> **Your objective**: The listing below is to be given again in full and word for word, without its images.

───── Task inputs ─────

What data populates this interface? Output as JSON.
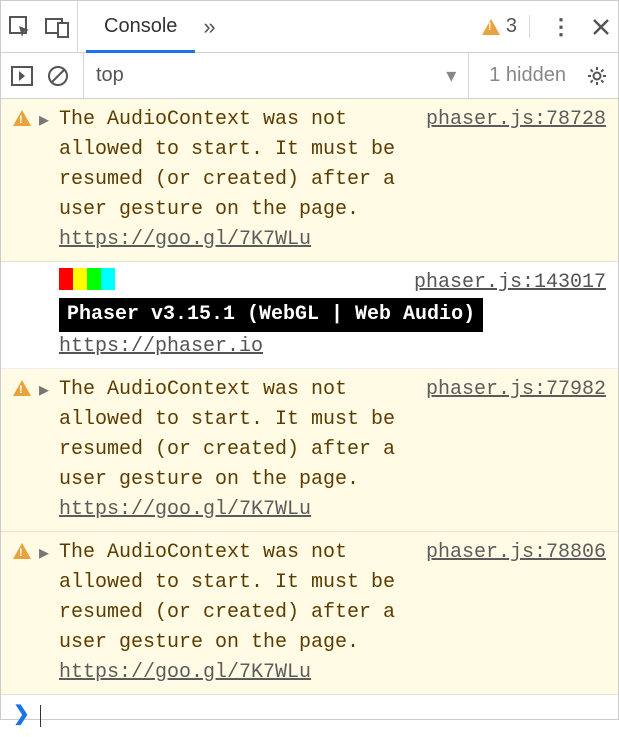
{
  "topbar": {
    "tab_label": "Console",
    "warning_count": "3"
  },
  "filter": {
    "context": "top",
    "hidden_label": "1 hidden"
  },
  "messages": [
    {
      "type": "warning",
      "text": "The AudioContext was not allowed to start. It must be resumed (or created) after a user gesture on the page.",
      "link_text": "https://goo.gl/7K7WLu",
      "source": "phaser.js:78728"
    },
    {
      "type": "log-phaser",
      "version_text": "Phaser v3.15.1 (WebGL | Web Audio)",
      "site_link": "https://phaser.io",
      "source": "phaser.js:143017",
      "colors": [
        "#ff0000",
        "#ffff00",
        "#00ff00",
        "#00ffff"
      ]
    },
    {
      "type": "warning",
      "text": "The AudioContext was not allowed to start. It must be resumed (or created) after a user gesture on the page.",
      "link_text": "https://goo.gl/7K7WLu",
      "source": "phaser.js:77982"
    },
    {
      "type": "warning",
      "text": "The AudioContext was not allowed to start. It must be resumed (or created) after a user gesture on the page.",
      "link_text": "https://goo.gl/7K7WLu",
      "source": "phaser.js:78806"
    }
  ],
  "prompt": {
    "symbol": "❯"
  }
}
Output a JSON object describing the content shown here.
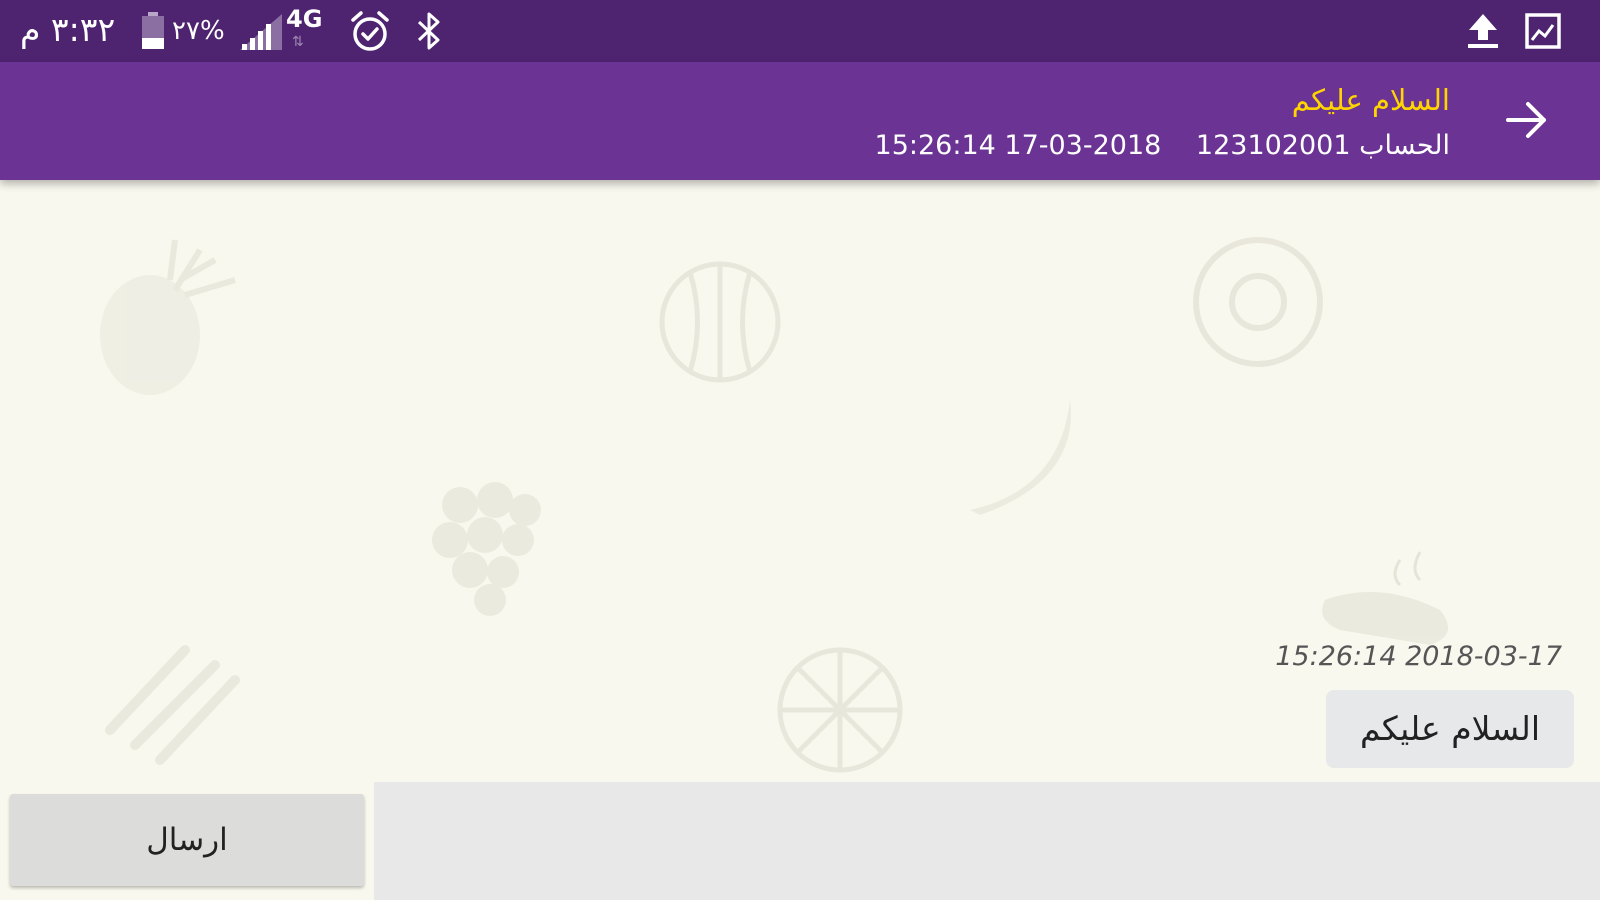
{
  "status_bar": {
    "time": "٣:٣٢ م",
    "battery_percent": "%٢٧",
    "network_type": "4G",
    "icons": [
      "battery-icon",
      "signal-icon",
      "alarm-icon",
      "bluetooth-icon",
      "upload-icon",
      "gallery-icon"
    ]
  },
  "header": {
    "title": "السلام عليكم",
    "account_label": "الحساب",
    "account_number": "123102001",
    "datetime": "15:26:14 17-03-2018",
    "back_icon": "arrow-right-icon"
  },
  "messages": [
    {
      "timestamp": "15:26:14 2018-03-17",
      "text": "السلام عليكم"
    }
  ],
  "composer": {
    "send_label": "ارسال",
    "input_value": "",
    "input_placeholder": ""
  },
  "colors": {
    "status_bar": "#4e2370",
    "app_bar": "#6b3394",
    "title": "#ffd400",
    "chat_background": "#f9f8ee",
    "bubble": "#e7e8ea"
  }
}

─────

> **Expected answer**:
What data populates this interface? Output as JSON.
{
  "topbar": {
    "tab_label": "Console",
    "warning_count": "3"
  },
  "filter": {
    "context": "top",
    "hidden_label": "1 hidden"
  },
  "messages": [
    {
      "type": "warning",
      "text": "The AudioContext was not allowed to start. It must be resumed (or created) after a user gesture on the page.",
      "link_text": "https://goo.gl/7K7WLu",
      "source": "phaser.js:78728"
    },
    {
      "type": "log-phaser",
      "version_text": "Phaser v3.15.1 (WebGL | Web Audio)",
      "site_link": "https://phaser.io",
      "source": "phaser.js:143017",
      "colors": [
        "#ff0000",
        "#ffff00",
        "#00ff00",
        "#00ffff"
      ]
    },
    {
      "type": "warning",
      "text": "The AudioContext was not allowed to start. It must be resumed (or created) after a user gesture on the page.",
      "link_text": "https://goo.gl/7K7WLu",
      "source": "phaser.js:77982"
    },
    {
      "type": "warning",
      "text": "The AudioContext was not allowed to start. It must be resumed (or created) after a user gesture on the page.",
      "link_text": "https://goo.gl/7K7WLu",
      "source": "phaser.js:78806"
    }
  ],
  "prompt": {
    "symbol": "❯"
  }
}
Output a JSON object describing the content shown here.
{
  "status_bar": {
    "time": "٣:٣٢ م",
    "battery_percent": "%٢٧",
    "network_type": "4G",
    "icons": [
      "battery-icon",
      "signal-icon",
      "alarm-icon",
      "bluetooth-icon",
      "upload-icon",
      "gallery-icon"
    ]
  },
  "header": {
    "title": "السلام عليكم",
    "account_label": "الحساب",
    "account_number": "123102001",
    "datetime": "15:26:14 17-03-2018",
    "back_icon": "arrow-right-icon"
  },
  "messages": [
    {
      "timestamp": "15:26:14 2018-03-17",
      "text": "السلام عليكم"
    }
  ],
  "composer": {
    "send_label": "ارسال",
    "input_value": "",
    "input_placeholder": ""
  },
  "colors": {
    "status_bar": "#4e2370",
    "app_bar": "#6b3394",
    "title": "#ffd400",
    "chat_background": "#f9f8ee",
    "bubble": "#e7e8ea"
  }
}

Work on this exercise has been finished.